Element data from apps and pages:
________________
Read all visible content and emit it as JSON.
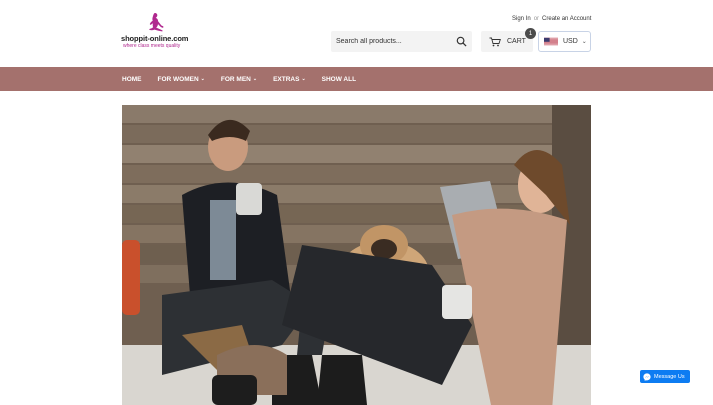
{
  "brand": {
    "name": "shoppit-online.com",
    "tagline": "where class meets quality"
  },
  "account": {
    "sign_in": "Sign In",
    "or": "or",
    "create_account": "Create an Account"
  },
  "search": {
    "placeholder": "Search all products...",
    "icon": "search-icon"
  },
  "cart": {
    "label": "CART",
    "count": "1",
    "icon": "cart-icon"
  },
  "currency": {
    "selected": "USD",
    "flag": "us-flag-icon"
  },
  "nav": {
    "items": [
      {
        "label": "HOME",
        "has_dropdown": false
      },
      {
        "label": "FOR WOMEN",
        "has_dropdown": true
      },
      {
        "label": "FOR MEN",
        "has_dropdown": true
      },
      {
        "label": "EXTRAS",
        "has_dropdown": true
      },
      {
        "label": "SHOW ALL",
        "has_dropdown": false
      }
    ]
  },
  "hero": {
    "image": "couple-with-pug-on-bench-photo"
  },
  "chat": {
    "label": "Message Us",
    "icon": "messenger-icon"
  },
  "colors": {
    "nav_bg": "#a4716d",
    "brand_accent": "#b0288e",
    "messenger_blue": "#0d7cf2"
  }
}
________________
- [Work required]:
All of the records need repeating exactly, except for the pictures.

- [Task output]:
Read all visible content and emit it as JSON.
{
  "brand": {
    "name": "shoppit-online.com",
    "tagline": "where class meets quality"
  },
  "account": {
    "sign_in": "Sign In",
    "or": "or",
    "create_account": "Create an Account"
  },
  "search": {
    "placeholder": "Search all products...",
    "icon": "search-icon"
  },
  "cart": {
    "label": "CART",
    "count": "1",
    "icon": "cart-icon"
  },
  "currency": {
    "selected": "USD",
    "flag": "us-flag-icon"
  },
  "nav": {
    "items": [
      {
        "label": "HOME",
        "has_dropdown": false
      },
      {
        "label": "FOR WOMEN",
        "has_dropdown": true
      },
      {
        "label": "FOR MEN",
        "has_dropdown": true
      },
      {
        "label": "EXTRAS",
        "has_dropdown": true
      },
      {
        "label": "SHOW ALL",
        "has_dropdown": false
      }
    ]
  },
  "hero": {
    "image": "couple-with-pug-on-bench-photo"
  },
  "chat": {
    "label": "Message Us",
    "icon": "messenger-icon"
  },
  "colors": {
    "nav_bg": "#a4716d",
    "brand_accent": "#b0288e",
    "messenger_blue": "#0d7cf2"
  }
}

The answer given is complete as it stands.